I kinda doubt it.  If you recall, Curb shared his memories of "Shape Of Things To Come" with us last year and they were sketchy at best.  (Davie Allan had to convince him that he did NOT play on the single!)  I think we've gone as far with this as we're ever going to go ... but it's still nice to salute Max Frost and the Troopers every now and then since they were our very first Forgotten Hit.  (We've heard this song a bit more often on the radio these past few years ... and deservedly so ... it was, after all a Top 20 Hit.  We've even heard a few oldies bands perform this one live recently!  (kk)

Just a note to say how much I dig ---> FORGOTTEN HITS !!! ...  
Only place I ever heard it played was on  WXRT Chicago ...  &  now  Frank E Lee is the only guy who ever still plays it there ...   
I  appreciate  all  your  hard  work  putting the blog together !!!      

Had to wish you a happy anniversary. I don't get to read the website as much as I used to read the email newsletters but I do on occasion and I enjoy your work immensely.
Keep it up. I've sent all my old radio buddies your way. And I HAVE asked you questions about songs in the past and you have come up with answers. Thank you.
Buck Lam 

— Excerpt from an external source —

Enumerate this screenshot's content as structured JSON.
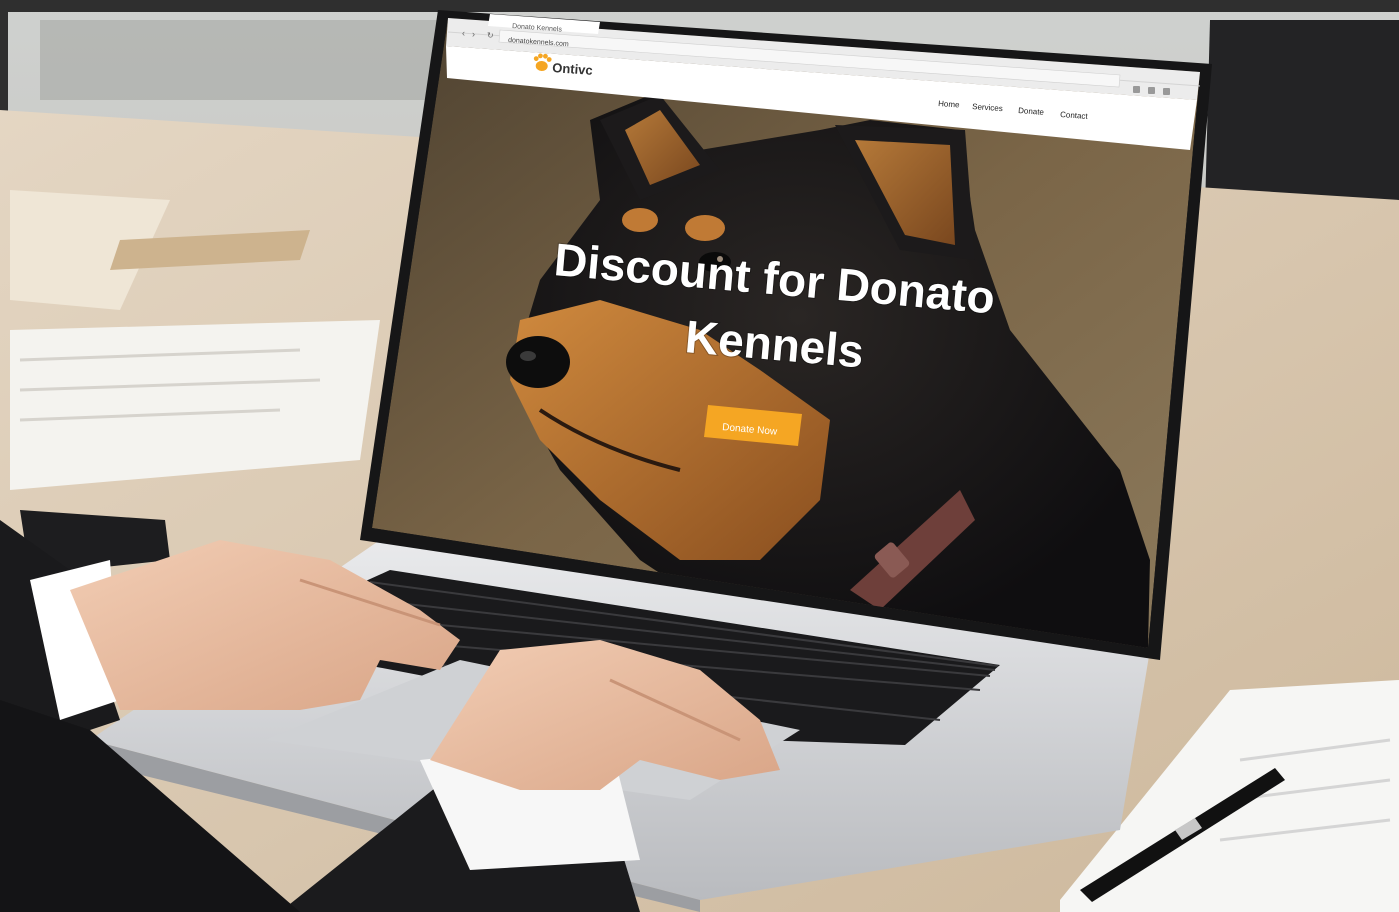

Kent ...
Happy Anniversary Dedication  #3.
How about going back to 1999 and printing one story for each year of "Forgotten Hits" existence ?
Frank B.
While that IS kind of a cool idea, it would probably take me longer to sort THAT out than it would to repost the Bobby Darin Series!!!  Besides, the best of the best is on the other Forgotten Hits website anyway!  (kk)
Cool, congrats!!!
Here's a pic from the San Diego Street Fair on 9-25-11

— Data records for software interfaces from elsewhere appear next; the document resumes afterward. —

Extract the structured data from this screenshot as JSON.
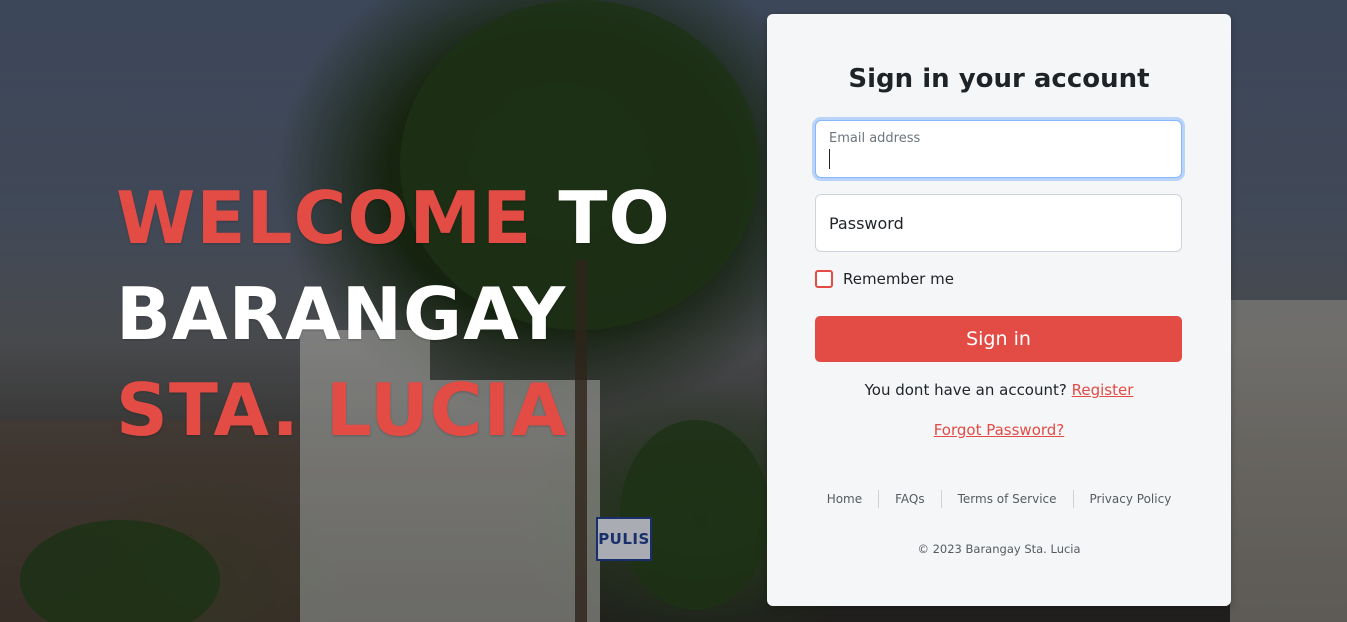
{
  "hero": {
    "welcome_word": "WELCOME",
    "to_word": " TO",
    "line2": "BARANGAY",
    "line3": "STA. LUCIA"
  },
  "background": {
    "sign_text": "PULIS"
  },
  "login": {
    "title": "Sign in your account",
    "email_label": "Email address",
    "password_label": "Password",
    "remember_label": "Remember me",
    "signin_label": "Sign in",
    "no_account_text": "You dont have an account? ",
    "register_link": "Register",
    "forgot_link": "Forgot Password?"
  },
  "footer": {
    "links": [
      "Home",
      "FAQs",
      "Terms of Service",
      "Privacy Policy"
    ],
    "copyright": "© 2023 Barangay Sta. Lucia"
  },
  "colors": {
    "accent": "#e34b45",
    "card_bg": "#f5f6f8",
    "focus_ring": "#86b7fe"
  }
}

Happy Holidays,
Davie Allan

I celebrated Forgotten Hits' 12th birthday this evening by listening to Clark Besch's WONDERFUL November '67 WCFL air check with Ron Britain ("Helloooo, my tu-lu babes!") and the Birthday Bird and "Out Of The Blue" and Chris Montez' long-ago Sony ad!!!!  Clark and Kent, you truly are Supermen and you are national treasures!!!  Thanks so much again Clark for posting it -- if you have the actual Great Debate I'd love to hear that too!!!  (Of course and obviously, I'll be rooting for Every Father's Teenage Son -- a terrific rejoinder to Lundberg's uptight 'tude.)  Congratulations on 12 years, and lots of love! 
-- Bobster!

Remember when you were going to quit doing this? Can you imagine??
Happy anniversary, you're amazing. 

Congratulations, Kent!
I remember when AOL was this new thing ... a cool thing that enabled a few people from all across the US to talk about the thing they loved ... the thing that kept them sane when things around them were falling apart ... music.  It has evolved into this revolution ... a revolution to keep memories of good music alive.  Thanks for being one of the ringleaders!

Hey Kent ...
I hope you and all of the Forgotten Hits readers had a great Thanksgiving! Ours was great.
Happy Birthday to Forgotten Hits!!!
Keep the hits and memories coming!!!!
Mitch Schecter / The Rip Chords

With great admiration for your dedication to Forgotten Hits, Kent.
The effort and time it must take ... WOW! - Happy 12th ...
John Rook

You know, we SHOULD throw a party!!!  (How cool would THAT be?!?!?  And have a few of the artists on the list perform?!?!?  Hmmm ... maybe for Lucky 13???)  kk